The Philharmonic's management and its union, Local 554-635 of the American Federation of Musicians, renegotiate their contract every four years.
Chief points of contention this time around include management's desire to scrap a peer-review process for demotion and dismissal of orchestra members, the musicians' move to require a set and growing number of full-orchestra concerts of 60 musicians or more, and a management clause restricting orchestra members' ability to play in other orchestra-like ensembles in Central Kentucky.
Shelton and others on the musicians side said the peer-review process and related job security was the primary issue, as peer-review affords them a forum for appeals.
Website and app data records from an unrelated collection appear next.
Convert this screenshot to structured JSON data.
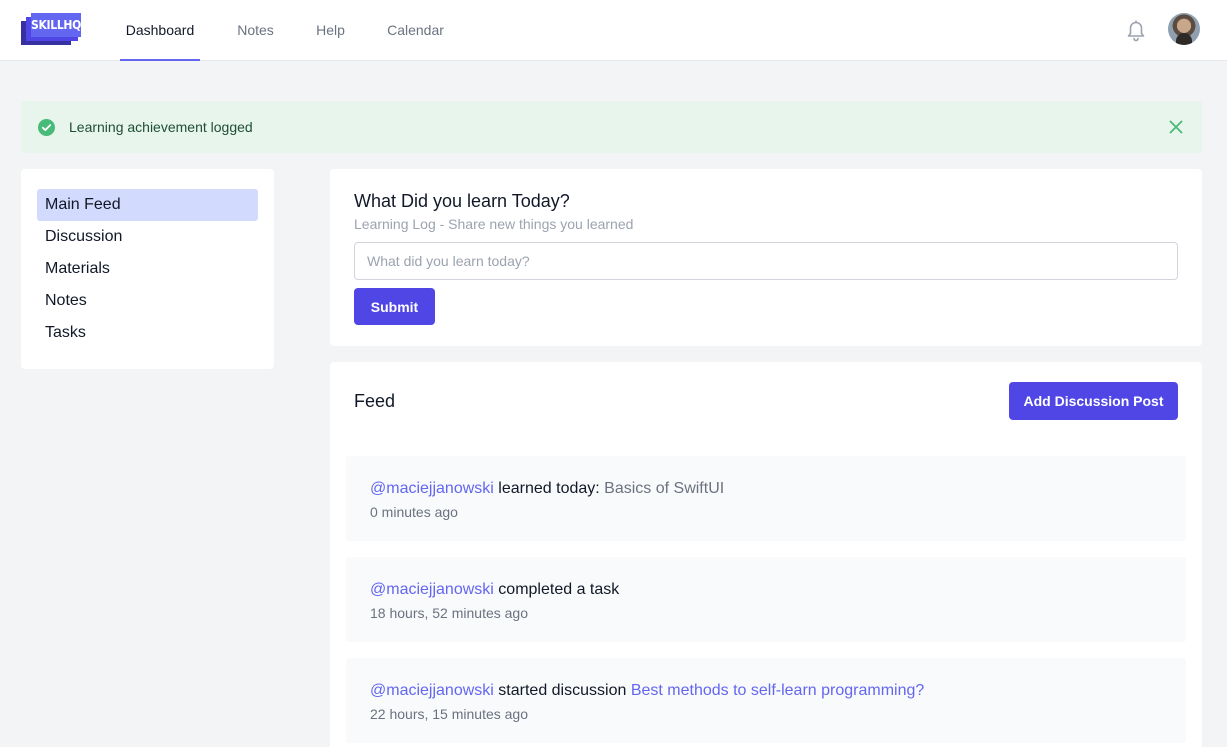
{
  "brand": {
    "logo_text": "SKILLHQ"
  },
  "nav": {
    "links": [
      "Dashboard",
      "Notes",
      "Help",
      "Calendar"
    ],
    "active": "Dashboard"
  },
  "alert": {
    "message": "Learning achievement logged"
  },
  "sidebar": {
    "items": [
      "Main Feed",
      "Discussion",
      "Materials",
      "Notes",
      "Tasks"
    ],
    "active": "Main Feed"
  },
  "learn": {
    "title": "What Did you learn Today?",
    "subtitle": "Learning Log - Share new things you learned",
    "input_placeholder": "What did you learn today?",
    "input_value": "",
    "submit_label": "Submit"
  },
  "feed": {
    "title": "Feed",
    "add_button_label": "Add Discussion Post",
    "items": [
      {
        "user": "@maciejjanowski",
        "action": "learned today:",
        "object": "Basics of SwiftUI",
        "time": "0 minutes ago"
      },
      {
        "user": "@maciejjanowski",
        "action": "completed a task",
        "object": "",
        "time": "18 hours, 52 minutes ago"
      },
      {
        "user": "@maciejjanowski",
        "action": "started discussion",
        "object": "Best methods to self-learn programming?",
        "time": "22 hours, 15 minutes ago"
      }
    ]
  },
  "colors": {
    "accent": "#5046e5",
    "link": "#6366f1",
    "alert_bg": "#e7f5ec",
    "success": "#48bb78",
    "sidebar_active_bg": "#d2dafd",
    "page_bg": "#f3f4f6"
  },
  "icons": {
    "notifications": "bell-icon",
    "alert_status": "check-circle-icon",
    "alert_close": "close-icon"
  }
}
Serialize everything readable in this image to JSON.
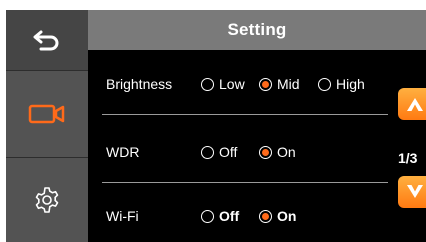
{
  "header": {
    "title": "Setting"
  },
  "sidebar": {
    "back_icon": "back-arrow-icon",
    "video_icon": "video-camera-icon",
    "settings_icon": "gear-icon"
  },
  "settings": {
    "rows": [
      {
        "label": "Brightness",
        "options": [
          "Low",
          "Mid",
          "High"
        ],
        "selected": "Mid"
      },
      {
        "label": "WDR",
        "options": [
          "Off",
          "On"
        ],
        "selected": "On"
      },
      {
        "label": "Wi-Fi",
        "options": [
          "Off",
          "On"
        ],
        "selected": "On"
      }
    ]
  },
  "pager": {
    "text": "1/3"
  },
  "colors": {
    "accent": "#ff6a1a",
    "rail": "#535353",
    "titlebar": "#7a7a7a",
    "background": "#000000"
  }
}
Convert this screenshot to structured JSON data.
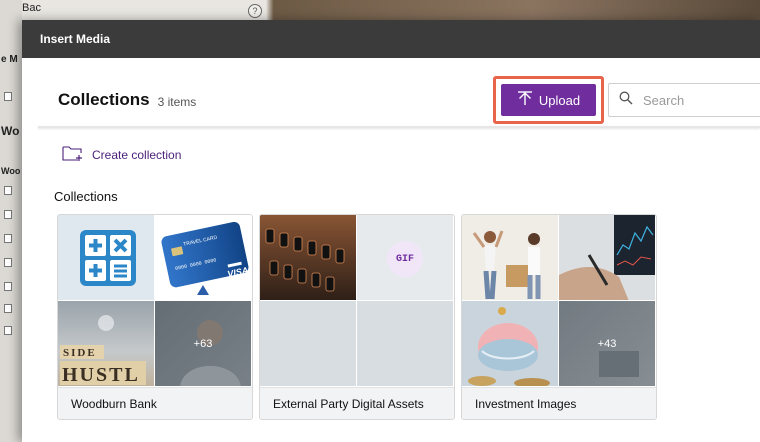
{
  "background": {
    "top_text": "Bac",
    "left_fragments": [
      "e M",
      "Wo",
      "Woo"
    ]
  },
  "modal": {
    "title": "Insert Media"
  },
  "header": {
    "title": "Collections",
    "count": "3 items"
  },
  "toolbar": {
    "upload_label": "Upload",
    "search_placeholder": "Search"
  },
  "create_collection_label": "Create collection",
  "section_label": "Collections",
  "collections": [
    {
      "name": "Woodburn Bank",
      "more_count": "+63"
    },
    {
      "name": "External Party Digital Assets",
      "gif_label": "GIF"
    },
    {
      "name": "Investment Images",
      "more_count": "+43"
    }
  ],
  "thumb_texts": {
    "travel_card": "TRAVEL CARD",
    "card_number": "0000 0000 0000",
    "visa": "VISA",
    "side_row": "SIDE",
    "hustle_row": "HUSTL"
  },
  "colors": {
    "accent": "#6f2d9e",
    "highlight_border": "#e8644a",
    "titlebar": "#3b3b3b"
  }
}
The newest ripple in the back-and-forth over the contract is the musicians' vote of no confidence in music director Scott Terrell, who has been with the Philharmonic since 2009.
Shelton said that the vote has been misinterpreted as an attack.
"Our hope is any honest communication between the parties can only produce a better working relationship," Shelton said. "This being the opinion of most of the players on the stage, it would only seem to help if management were aware of this."
Philharmonic executive director Allison Kaiser said Terrell was not available for interviews regarding the contract situation, and that he is approaching the situation professionally.
The contract that was being negotiated was the first since Terrell became the orchestra's music director.
Nathan Kahn, a negotiator for the American Federation of Musicians, said strikes can have varied results.
"In strikes that have gone on a long time, it can take a while for audiences to come back," Kahn said. But he said he's seen some situations where audiences backed the musicians and followed them back into the concert hall when the strike was resolved.